+++ Extracted records +++

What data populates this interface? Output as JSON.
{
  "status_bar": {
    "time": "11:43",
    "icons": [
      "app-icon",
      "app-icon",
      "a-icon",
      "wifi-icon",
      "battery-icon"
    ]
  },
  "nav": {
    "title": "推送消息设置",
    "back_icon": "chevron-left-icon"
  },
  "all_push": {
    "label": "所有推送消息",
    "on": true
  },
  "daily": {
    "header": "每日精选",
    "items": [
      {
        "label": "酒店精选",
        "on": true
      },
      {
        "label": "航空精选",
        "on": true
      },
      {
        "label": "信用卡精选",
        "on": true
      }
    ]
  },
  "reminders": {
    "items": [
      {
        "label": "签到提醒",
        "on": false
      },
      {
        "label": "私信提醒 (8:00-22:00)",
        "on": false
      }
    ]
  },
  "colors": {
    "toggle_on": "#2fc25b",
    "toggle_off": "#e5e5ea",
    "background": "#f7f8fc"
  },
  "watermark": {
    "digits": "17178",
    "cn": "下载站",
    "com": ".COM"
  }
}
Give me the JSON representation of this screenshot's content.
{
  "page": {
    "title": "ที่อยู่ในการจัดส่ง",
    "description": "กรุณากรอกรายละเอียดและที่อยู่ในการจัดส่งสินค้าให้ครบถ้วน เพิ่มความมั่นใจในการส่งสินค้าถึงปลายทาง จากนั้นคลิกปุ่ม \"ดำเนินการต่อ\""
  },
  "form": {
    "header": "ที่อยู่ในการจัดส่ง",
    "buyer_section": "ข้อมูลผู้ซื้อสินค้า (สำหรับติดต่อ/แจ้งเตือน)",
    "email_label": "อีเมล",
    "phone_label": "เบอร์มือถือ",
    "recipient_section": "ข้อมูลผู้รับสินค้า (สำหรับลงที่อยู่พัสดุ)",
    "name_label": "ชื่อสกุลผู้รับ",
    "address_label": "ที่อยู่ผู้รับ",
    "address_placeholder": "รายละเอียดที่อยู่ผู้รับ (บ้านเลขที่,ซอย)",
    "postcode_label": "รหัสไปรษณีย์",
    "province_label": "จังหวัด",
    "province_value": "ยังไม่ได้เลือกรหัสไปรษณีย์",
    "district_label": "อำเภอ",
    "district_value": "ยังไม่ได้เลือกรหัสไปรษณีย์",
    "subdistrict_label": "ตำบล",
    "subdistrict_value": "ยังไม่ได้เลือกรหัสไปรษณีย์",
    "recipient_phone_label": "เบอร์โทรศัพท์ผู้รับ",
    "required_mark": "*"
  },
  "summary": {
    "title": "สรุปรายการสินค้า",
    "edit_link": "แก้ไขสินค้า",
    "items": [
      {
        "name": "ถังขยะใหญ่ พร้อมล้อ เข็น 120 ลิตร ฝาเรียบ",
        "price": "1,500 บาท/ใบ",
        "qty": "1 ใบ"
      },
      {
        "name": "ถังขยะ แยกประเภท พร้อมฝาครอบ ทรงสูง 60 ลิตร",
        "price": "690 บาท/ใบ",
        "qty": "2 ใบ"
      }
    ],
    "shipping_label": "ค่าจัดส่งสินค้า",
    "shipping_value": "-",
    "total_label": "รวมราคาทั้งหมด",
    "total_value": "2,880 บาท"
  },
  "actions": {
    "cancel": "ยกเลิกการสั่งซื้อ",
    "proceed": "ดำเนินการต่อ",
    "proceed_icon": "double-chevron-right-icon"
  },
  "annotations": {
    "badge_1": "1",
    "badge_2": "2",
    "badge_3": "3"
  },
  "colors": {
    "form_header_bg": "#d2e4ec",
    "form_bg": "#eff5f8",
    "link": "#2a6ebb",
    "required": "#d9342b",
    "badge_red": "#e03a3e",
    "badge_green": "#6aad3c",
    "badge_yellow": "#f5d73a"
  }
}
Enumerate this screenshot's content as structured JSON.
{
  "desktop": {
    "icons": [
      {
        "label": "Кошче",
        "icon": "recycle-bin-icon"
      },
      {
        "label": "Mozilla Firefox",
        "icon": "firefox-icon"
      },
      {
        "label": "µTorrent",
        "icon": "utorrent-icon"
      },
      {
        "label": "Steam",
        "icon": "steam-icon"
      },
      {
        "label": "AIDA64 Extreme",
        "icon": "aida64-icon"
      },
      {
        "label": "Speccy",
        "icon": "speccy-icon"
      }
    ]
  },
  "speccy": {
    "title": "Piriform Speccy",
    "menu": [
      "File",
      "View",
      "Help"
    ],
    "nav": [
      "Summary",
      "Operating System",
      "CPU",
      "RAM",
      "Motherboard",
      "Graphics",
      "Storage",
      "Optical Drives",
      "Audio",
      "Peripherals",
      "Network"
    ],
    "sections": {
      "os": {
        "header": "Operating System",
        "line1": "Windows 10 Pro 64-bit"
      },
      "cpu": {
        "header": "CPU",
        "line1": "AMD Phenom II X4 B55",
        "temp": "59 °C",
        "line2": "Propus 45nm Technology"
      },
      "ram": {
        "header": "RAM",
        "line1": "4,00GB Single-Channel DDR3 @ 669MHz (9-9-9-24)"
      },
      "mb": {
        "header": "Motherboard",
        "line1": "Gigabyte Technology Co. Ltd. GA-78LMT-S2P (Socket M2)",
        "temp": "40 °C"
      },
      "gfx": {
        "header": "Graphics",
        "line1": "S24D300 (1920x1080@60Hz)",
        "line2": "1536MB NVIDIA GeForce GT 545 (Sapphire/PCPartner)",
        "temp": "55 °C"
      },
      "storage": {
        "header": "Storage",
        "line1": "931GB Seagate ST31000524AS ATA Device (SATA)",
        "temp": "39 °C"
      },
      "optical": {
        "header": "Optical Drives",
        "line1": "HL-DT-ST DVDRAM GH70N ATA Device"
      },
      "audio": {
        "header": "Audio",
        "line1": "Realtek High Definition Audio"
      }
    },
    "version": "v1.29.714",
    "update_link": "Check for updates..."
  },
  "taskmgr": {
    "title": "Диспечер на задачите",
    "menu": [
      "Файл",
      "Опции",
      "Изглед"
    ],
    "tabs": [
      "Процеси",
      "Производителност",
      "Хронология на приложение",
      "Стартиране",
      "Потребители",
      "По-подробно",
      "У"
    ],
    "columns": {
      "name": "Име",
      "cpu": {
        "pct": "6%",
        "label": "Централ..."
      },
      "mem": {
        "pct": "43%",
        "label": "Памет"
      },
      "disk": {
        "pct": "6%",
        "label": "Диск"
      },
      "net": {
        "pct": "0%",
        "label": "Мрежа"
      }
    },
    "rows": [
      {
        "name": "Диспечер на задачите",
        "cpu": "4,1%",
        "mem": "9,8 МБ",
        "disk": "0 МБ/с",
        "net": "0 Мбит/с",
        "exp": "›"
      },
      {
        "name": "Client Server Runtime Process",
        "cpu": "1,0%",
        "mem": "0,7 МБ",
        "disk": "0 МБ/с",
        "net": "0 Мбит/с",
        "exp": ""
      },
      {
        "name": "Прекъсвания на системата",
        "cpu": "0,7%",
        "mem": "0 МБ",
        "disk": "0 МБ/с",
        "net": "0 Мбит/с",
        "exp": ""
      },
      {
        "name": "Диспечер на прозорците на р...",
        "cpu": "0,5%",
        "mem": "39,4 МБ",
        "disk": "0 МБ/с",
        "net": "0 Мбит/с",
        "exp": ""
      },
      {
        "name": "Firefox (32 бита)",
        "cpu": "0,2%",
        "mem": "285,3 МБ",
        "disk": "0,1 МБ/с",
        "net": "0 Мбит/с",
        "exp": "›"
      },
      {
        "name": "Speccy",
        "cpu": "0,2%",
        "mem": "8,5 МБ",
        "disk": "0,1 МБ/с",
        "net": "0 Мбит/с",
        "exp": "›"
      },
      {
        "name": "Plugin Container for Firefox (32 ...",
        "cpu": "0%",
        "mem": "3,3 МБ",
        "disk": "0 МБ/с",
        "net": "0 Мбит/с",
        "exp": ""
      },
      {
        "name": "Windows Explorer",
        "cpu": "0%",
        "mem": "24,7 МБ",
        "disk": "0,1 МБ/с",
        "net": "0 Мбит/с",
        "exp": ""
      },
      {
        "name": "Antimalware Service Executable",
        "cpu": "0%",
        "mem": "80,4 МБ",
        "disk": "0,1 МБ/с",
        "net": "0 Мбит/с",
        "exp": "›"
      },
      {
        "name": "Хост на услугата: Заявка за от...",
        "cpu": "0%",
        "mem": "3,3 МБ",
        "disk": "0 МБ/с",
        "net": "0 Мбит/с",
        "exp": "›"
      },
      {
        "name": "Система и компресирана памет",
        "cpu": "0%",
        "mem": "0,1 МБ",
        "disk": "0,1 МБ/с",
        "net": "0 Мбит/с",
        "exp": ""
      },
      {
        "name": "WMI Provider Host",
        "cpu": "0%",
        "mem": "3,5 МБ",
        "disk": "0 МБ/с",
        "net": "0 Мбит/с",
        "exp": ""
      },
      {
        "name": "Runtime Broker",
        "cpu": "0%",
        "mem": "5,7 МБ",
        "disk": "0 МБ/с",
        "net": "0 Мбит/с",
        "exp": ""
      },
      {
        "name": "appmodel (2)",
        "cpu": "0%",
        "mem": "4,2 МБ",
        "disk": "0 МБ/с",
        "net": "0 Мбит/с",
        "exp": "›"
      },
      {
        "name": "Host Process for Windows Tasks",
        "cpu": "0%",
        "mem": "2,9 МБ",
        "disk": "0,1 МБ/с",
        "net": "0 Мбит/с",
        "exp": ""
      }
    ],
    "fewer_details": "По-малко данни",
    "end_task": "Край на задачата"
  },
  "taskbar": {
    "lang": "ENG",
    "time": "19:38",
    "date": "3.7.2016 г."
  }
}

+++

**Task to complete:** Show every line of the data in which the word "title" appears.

**Your response:**
    "title": "推送消息设置",
    "title": "ที่อยู่ในการจัดส่ง",
    "title": "สรุปรายการสินค้า",
    "title": "Piriform Speccy",
    "title": "Диспечер на задачите",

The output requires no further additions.